**Dataset extract**
# # # # # # #
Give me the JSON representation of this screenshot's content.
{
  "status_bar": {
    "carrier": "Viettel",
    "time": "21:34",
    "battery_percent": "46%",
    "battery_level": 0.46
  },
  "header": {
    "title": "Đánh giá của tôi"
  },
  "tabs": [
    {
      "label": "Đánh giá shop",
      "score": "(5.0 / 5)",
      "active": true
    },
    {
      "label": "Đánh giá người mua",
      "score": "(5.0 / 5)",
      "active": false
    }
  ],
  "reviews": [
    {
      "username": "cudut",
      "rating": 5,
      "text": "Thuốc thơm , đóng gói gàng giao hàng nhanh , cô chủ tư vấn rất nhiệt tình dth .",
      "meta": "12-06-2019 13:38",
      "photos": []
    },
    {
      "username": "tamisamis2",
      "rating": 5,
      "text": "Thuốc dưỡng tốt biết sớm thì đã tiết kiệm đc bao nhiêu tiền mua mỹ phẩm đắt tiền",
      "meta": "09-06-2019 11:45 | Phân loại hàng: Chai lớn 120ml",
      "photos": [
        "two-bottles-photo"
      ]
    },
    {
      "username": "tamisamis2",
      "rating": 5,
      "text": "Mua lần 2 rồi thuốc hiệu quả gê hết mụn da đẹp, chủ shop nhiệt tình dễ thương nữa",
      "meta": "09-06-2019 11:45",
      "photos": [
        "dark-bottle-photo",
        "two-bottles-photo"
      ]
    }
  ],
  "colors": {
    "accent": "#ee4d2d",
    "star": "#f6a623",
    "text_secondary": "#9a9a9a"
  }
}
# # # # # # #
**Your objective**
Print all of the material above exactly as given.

**Response box**
Give me the JSON representation of this screenshot's content.
{
  "status_bar": {
    "carrier": "Viettel",
    "time": "21:34",
    "battery_percent": "46%",
    "battery_level": 0.46
  },
  "header": {
    "title": "Đánh giá của tôi"
  },
  "tabs": [
    {
      "label": "Đánh giá shop",
      "score": "(5.0 / 5)",
      "active": true
    },
    {
      "label": "Đánh giá người mua",
      "score": "(5.0 / 5)",
      "active": false
    }
  ],
  "reviews": [
    {
      "username": "cudut",
      "rating": 5,
      "text": "Thuốc thơm , đóng gói gàng giao hàng nhanh , cô chủ tư vấn rất nhiệt tình dth .",
      "meta": "12-06-2019 13:38",
      "photos": []
    },
    {
      "username": "tamisamis2",
      "rating": 5,
      "text": "Thuốc dưỡng tốt biết sớm thì đã tiết kiệm đc bao nhiêu tiền mua mỹ phẩm đắt tiền",
      "meta": "09-06-2019 11:45 | Phân loại hàng: Chai lớn 120ml",
      "photos": [
        "two-bottles-photo"
      ]
    },
    {
      "username": "tamisamis2",
      "rating": 5,
      "text": "Mua lần 2 rồi thuốc hiệu quả gê hết mụn da đẹp, chủ shop nhiệt tình dễ thương nữa",
      "meta": "09-06-2019 11:45",
      "photos": [
        "dark-bottle-photo",
        "two-bottles-photo"
      ]
    }
  ],
  "colors": {
    "accent": "#ee4d2d",
    "star": "#f6a623",
    "text_secondary": "#9a9a9a"
  }
}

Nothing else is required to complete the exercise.